With Covid-19 running rampant in the U.S, more people are hitting the road than ever before. It seems like the entire world has closed its borders to the U.S and those who haven’t are probably very risky to visit. People have been getting pent up with government imposed quarantines and have been desperately trying to find ways to live a normal life.
Some people have been indulging in some extra binge-watching, some have picked up hobbies like playing guitar, and some adventurous individuals have turned to the excitement of the open road. When the quarantines were implemented, it meant that many people could no longer go to their jobs. Some businesses were crippled, and some, like CBD giant Lazarus Naturals over on CBD.co, continued to prosper.
Many employers asked their employees to continue to work remotely. This meant people are free to work from anywhere. Some Americans have taken advantage of this situation and outfitted vehicles to be their mobile office while they explore our wild and diverse country. With so many new van and bus dwellers out there, I figured it might be a good idea to offer some advice from an old pro.
I have been a bus and van dweller for 5 straight years and still haven’t found the prospect of living in an apartment appealing enough to give up this incredible lifestyle. Don’t get me wrong, living in a bus or van is not easy, and requires a lot more daily effort than a normal lifestyle. You are in charge of finding water, refilling propane, managing your own electricity, and oftentimes being your own mechanic. When it’s hot, it’s really hot in a bus. When it’s cold, it’s insanely cold.
The 6 tips in this guide are hard earned from years of personal experience and will be immensely helpful whether you are looking at a full-time living situation, or just want to hit the open road for a few weeks while you work remotely. If you have your laptop ready, and your vehicle set-up, get excited, because you’re in for a life changing experience, and these 6 tips are going to help!
If you are planning on working remotely, you’re going to need access to wifi. This can mean one of two things: hunting down cafes and other places that will let you use their wifi, or hotspotting off of your phone. It may seem that increasing the cost of your phone plan to include hotspotting, but believe me, it is a far superior option and ends up being less expensive.

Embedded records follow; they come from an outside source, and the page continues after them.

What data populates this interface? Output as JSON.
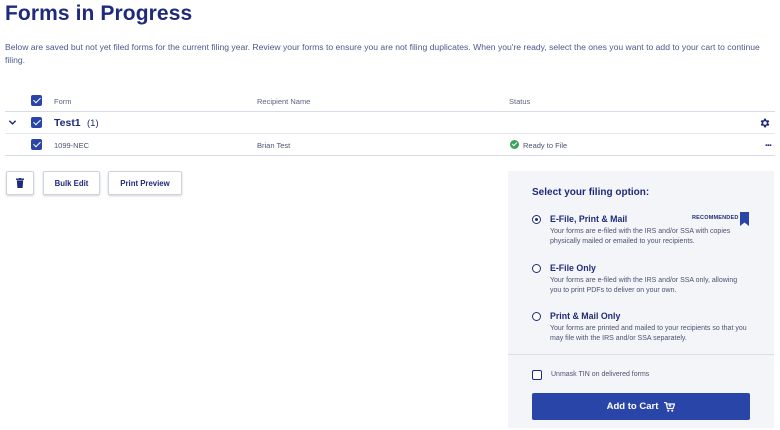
{
  "page": {
    "title": "Forms in Progress",
    "intro": "Below are saved but not yet filed forms for the current filing year. Review your forms to ensure you are not filing duplicates. When you're ready, select the ones you want to add to your cart to continue filing."
  },
  "table": {
    "columns": {
      "form": "Form",
      "recipient": "Recipient Name",
      "status": "Status"
    },
    "group": {
      "name": "Test1",
      "count": "(1)"
    },
    "rows": [
      {
        "form": "1099-NEC",
        "recipient": "Brian Test",
        "status": "Ready to File",
        "status_color": "#3aa35b"
      }
    ],
    "row_menu": "..."
  },
  "actions": {
    "delete_icon": "trash-icon",
    "bulk_edit": "Bulk Edit",
    "print_preview": "Print Preview"
  },
  "filing": {
    "title": "Select your filing option:",
    "options": [
      {
        "label": "E-File, Print & Mail",
        "badge": "RECOMMENDED",
        "selected": true,
        "description": "Your forms are e-filed with the IRS and/or SSA with copies physically mailed or emailed to your recipients."
      },
      {
        "label": "E-File Only",
        "selected": false,
        "description": "Your forms are e-filed with the IRS and/or SSA only, allowing you to print PDFs to deliver on your own."
      },
      {
        "label": "Print & Mail Only",
        "selected": false,
        "description": "Your forms are printed and mailed to your recipients so that you may file with the IRS and/or SSA separately."
      }
    ],
    "unmask_label": "Unmask TIN on delivered forms",
    "add_to_cart": "Add to Cart"
  },
  "colors": {
    "primary": "#2a45a8",
    "heading": "#1f2a7a",
    "success": "#3aa35b",
    "panel_bg": "#f4f5f9"
  }
}
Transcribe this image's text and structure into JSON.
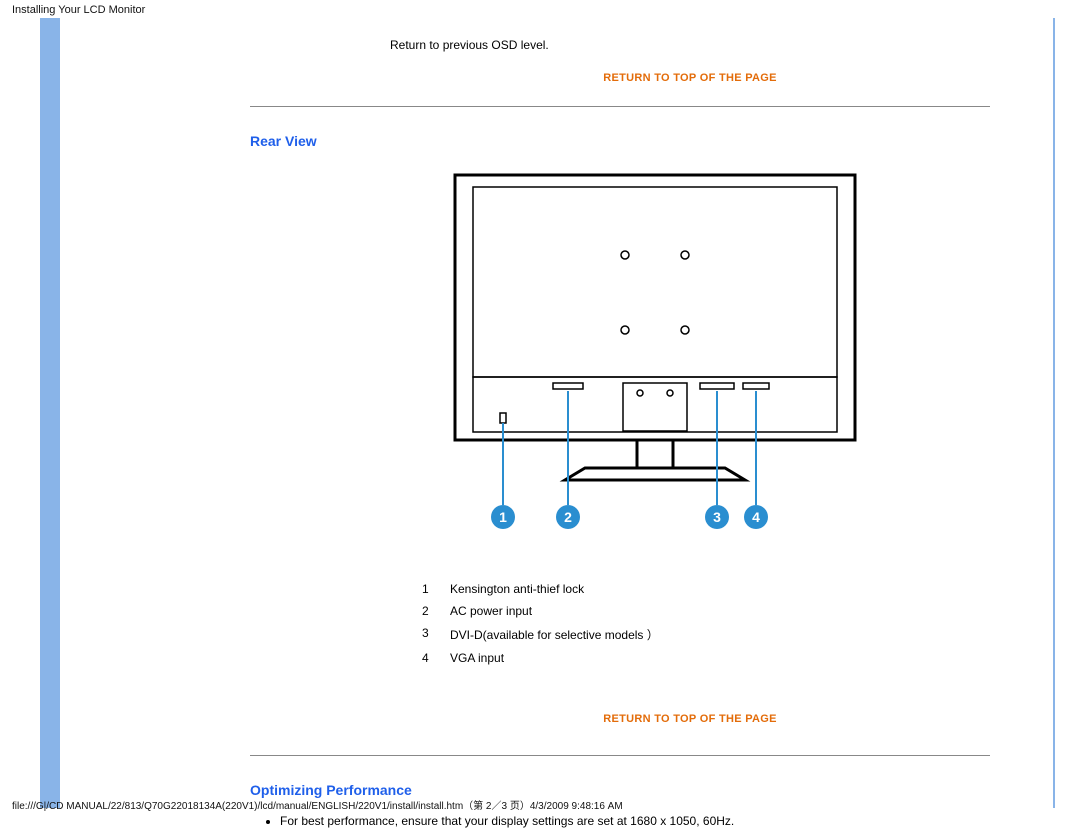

If your location is dependent on a location that provides wifi, you are seriously limiting your road trip experience. I’m actually writing this article from a remote location in Utah’s Dixie Wilderness. By using your phone as a hotspot and a weboost antenna, you can get wifi just about anywhere. You can even plan around where your provider’s cell towers are located which will give you a huge range of remote places you can go and still get work done.
2. Get On a Schedule
It might seem like the whole point of hitting the road is to abolish your current schedule. And it is to some extent, but by becoming a master of time management and developing a routine, you will maximize the amount of time you get to spend enjoying the places you visit.
Working on the road can eat up a serious amount of time, or it can be quick and relatively painless. If you do a little bit of work here and there, you are going to feel like you’re at work even if you’re on a hike or sitting by the lake. I highly recommend just sitting down and doing it all at once first thing in the morning. That way the rest of your day is pressure free and you can get back to making the most of this glorious time in your life.
3. Temperature Management
This may seem like a simple concept, but in vans and buses temperatures can get extreme. Even moderate temperatures can be amplified. There is a reason they don’t make houses out of steel, it just doesn’t insulate. When you are building out your vehicle, really go for it with the insulation. You are also going to need a heater and some sort of a/c or fan. A heater can easily be run off of propane, but an air conditioner uses so much electricity it isn’t really feasible, so get a good fan and make sure you’ve got some ice in the freezer!
4. Know Your Electrical System
It’s always best to have a professional install your electrical system. If you are a D.I.Y champion and have the time and audacity to give it a go, it is possible to teach yourself. I am in no way condoning this, just saying it’s possible (I did). It was a bit nerve racking because you can definitely electrocute yourself and destroy all of your expensive equipment instantly. That being said, if you know your electrical system well, you can fix things when they go wrong on the road, and things always happen on the road.
5. Gain Some Mechanical Knowledge
The same principle applies to mechanical knowledge. It’s always best to have a mechanic work on your car, but by taking the initiative to learn some of the basics of how your vehicle works and how to problem solve will be incredibly valuable. Something as simple as identifying and replacing a leaking hose in the engine can make an expensive tow and mechanic bill disappear. Engine hoses usually cost a few dollars and often take 5 minutes to replace, but can stop you in your tracks if they’ve gone bad.
6. Be Bold and Enjoy
This is the most important piece of advice. It can be scary to go out on a whim and chase the open road. A lot can go wrong, and a lot will, but life is nothing if not an adventure. So be bold, trust your judgement, enjoy rarified freedom, and go get’em tiger!